Life is getting more and more expensive, landlords are raising rental prices, and of course utility costs are also rising steeply in rentals. In such a situation you have to be very smart not to spend all your money on accommodation.
More people in a bigger apartment is a good thing, but watch out for the overheads!
You don’t have to pay a lot more for a relatively spacious place if you make the big compromise of renting a bigger apartment with your friends. Today, you can hardly find a one-room apartment in Budapest for less than 100,000 HUF plus utilities, and in a major rural city for less than 70-80,000 HUF.
However, for twice that price, a 2+2 half-room apartment is easy to find. So if the two of you get together, you will have one big room for each of you, and if you rent out the two smaller rooms for 40-50 thousand each, your costs will be halved and the overheads will be divided into four, not two.
Don’t just look near the school!

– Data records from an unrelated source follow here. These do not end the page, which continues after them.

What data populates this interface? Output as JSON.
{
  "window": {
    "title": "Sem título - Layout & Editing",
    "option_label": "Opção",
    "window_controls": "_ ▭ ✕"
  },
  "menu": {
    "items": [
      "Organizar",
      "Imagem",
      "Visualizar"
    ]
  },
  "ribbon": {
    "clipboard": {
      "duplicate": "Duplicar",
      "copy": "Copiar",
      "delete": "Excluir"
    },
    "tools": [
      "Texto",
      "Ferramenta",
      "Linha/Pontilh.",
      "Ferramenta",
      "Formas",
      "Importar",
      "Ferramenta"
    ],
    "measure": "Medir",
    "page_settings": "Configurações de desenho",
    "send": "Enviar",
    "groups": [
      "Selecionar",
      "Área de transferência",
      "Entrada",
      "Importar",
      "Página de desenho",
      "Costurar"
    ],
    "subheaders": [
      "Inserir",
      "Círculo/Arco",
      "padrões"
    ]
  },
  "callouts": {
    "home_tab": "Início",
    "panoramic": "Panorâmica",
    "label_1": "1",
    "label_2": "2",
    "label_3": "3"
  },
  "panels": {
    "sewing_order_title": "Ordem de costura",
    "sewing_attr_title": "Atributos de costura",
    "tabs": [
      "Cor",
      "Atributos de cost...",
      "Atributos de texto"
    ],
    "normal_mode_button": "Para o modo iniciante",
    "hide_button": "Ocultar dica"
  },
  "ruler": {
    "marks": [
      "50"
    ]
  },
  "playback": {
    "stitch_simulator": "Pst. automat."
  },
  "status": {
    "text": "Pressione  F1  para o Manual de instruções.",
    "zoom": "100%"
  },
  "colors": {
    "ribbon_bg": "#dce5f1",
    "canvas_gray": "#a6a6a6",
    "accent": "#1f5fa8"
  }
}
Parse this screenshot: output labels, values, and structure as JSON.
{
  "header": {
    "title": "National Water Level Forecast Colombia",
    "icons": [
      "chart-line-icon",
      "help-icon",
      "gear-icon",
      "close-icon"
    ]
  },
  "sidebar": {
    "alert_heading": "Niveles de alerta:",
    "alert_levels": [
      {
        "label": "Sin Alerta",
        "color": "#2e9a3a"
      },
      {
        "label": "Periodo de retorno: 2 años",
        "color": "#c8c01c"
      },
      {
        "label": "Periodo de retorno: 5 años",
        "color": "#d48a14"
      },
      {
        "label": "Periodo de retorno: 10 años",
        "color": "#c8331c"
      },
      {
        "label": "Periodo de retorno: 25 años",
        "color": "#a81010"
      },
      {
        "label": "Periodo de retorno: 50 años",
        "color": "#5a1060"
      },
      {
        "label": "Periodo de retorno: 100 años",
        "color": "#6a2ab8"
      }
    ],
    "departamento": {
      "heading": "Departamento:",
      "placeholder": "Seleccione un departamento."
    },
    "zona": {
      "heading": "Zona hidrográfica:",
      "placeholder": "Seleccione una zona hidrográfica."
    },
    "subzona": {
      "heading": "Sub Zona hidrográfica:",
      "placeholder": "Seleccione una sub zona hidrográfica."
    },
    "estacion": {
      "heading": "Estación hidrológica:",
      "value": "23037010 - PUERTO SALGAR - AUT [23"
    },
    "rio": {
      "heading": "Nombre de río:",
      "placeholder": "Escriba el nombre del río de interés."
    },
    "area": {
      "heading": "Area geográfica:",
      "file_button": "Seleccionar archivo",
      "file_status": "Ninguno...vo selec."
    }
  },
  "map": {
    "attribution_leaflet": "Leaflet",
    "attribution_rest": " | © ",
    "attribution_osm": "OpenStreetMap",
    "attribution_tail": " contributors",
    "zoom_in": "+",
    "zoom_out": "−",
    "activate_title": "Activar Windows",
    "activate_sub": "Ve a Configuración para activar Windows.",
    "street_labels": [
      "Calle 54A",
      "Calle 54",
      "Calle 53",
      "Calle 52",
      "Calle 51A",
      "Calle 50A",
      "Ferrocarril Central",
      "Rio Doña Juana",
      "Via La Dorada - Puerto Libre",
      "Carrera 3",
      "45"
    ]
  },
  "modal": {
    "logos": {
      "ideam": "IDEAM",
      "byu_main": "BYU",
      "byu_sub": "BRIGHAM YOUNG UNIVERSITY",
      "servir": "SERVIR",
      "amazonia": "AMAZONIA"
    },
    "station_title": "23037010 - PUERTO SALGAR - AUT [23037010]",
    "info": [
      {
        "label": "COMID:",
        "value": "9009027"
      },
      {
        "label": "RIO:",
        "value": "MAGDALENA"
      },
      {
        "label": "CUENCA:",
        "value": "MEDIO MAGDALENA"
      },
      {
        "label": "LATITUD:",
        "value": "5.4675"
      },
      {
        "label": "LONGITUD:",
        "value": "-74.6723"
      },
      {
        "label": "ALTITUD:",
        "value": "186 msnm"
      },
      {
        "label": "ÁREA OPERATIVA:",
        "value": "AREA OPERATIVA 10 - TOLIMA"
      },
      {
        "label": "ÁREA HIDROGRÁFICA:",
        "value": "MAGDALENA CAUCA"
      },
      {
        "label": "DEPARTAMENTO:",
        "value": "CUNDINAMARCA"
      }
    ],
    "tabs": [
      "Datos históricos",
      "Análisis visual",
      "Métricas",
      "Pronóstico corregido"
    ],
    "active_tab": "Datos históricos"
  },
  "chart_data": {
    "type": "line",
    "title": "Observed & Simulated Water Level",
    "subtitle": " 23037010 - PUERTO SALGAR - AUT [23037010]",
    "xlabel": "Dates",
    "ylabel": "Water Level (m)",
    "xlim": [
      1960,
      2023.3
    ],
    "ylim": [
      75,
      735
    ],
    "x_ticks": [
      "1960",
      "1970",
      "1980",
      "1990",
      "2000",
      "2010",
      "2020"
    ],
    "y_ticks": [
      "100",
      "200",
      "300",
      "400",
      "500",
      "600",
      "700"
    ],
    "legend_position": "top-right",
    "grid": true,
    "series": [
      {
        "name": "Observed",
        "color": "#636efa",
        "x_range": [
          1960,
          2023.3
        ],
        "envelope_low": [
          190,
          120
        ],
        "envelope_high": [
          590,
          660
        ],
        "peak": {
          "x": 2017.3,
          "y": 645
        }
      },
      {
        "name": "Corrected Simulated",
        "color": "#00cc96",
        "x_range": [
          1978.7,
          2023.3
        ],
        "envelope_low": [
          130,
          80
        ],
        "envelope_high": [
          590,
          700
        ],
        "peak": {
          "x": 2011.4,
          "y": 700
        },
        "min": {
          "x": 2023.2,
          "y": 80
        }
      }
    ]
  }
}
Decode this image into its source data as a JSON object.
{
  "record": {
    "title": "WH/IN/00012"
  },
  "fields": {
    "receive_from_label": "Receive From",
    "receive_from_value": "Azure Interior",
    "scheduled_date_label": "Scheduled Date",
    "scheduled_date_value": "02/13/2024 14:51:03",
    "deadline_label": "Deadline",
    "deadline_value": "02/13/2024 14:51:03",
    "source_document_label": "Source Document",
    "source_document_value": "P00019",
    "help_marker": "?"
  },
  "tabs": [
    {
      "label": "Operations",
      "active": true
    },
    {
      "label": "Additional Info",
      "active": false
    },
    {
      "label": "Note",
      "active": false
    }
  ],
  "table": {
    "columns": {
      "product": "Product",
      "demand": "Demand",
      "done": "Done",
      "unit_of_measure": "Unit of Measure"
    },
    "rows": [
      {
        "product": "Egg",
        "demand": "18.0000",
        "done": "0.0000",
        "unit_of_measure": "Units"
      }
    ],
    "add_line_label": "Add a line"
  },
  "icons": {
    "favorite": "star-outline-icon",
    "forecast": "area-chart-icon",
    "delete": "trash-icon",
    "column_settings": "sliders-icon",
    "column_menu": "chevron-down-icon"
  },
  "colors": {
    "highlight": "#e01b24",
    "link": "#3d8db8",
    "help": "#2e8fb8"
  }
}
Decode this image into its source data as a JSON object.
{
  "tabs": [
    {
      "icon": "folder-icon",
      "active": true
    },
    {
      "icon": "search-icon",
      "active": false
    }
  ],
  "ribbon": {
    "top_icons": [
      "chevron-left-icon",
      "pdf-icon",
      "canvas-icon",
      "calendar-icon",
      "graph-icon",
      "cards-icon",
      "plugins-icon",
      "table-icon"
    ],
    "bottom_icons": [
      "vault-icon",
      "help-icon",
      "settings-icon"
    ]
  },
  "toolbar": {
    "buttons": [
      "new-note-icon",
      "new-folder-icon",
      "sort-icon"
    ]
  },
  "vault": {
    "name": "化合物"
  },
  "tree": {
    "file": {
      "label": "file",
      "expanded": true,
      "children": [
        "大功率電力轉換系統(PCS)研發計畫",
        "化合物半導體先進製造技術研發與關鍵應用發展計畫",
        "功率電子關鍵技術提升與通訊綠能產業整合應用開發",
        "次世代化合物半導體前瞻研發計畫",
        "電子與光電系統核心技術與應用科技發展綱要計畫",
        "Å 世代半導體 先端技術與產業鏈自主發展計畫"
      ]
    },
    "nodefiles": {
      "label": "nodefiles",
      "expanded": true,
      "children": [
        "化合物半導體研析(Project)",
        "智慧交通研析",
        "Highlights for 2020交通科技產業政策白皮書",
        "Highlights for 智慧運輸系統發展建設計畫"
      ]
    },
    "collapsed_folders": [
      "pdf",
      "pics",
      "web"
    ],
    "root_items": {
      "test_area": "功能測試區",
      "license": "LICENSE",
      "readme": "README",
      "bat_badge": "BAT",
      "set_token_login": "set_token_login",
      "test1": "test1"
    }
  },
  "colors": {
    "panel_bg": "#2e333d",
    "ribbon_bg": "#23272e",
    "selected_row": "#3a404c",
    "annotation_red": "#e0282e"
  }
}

Coming to Budapest – or any other university town – from other parts of the country or abroad, students tend to opt for incredible comfort and look for an apartment just a few steps away from the university. However, good rents are rare in the vicinity of higher education institutions, which are typically located in or near the city centre (at most, they can trickle down from upper years students on a “dying out” basis). And even if there is one, it is dirt expensive!
Of course, you don’t have to move an hour away from your school, think about what is at most 20-30 minutes away by public transport from an institution near a metro, tram or bus line, for example. It’s important to measure your time during weekday rush hour!
Pay more, but save a lot on your bills!
Nine out of ten tenants – at least so far – have only considered the monthly rent, plus perhaps the deposit, when looking for an apartment. This attitude is slowly changing as the cost of overheads rises. With rising electricity and gas prices, it has become more important than ever to choose energy-efficient homes that can be heated and cooled at a reasonable cost.
If it’s very new, it’s (much) better – preferably with a heat pump!
A newly-built home with a high energy rating of at least BB can now consume much less energy than a home of a similar size built only 5-6(!) years ago. Newer homes, for example, can avoid gas appliance repairs and maintenance, and heat pumps offer very good rates and even provide cooling in summer. If you find an AA rated or better apartment as a tenant, rent it, and you’re guaranteed to keep your bills low, no matter how expensive gas or electricity gets.
Try a nice room with nice roommates
If you’re not financially fortunate and/or not brave enough to rent a large apartment with a deposit and sublet a room yourself (there are risks in that too), then look for rooms to rent. You can search on the university’s website, on a social networking site, even in a specific group, so you can easily gather information about your prospective roommates in advance.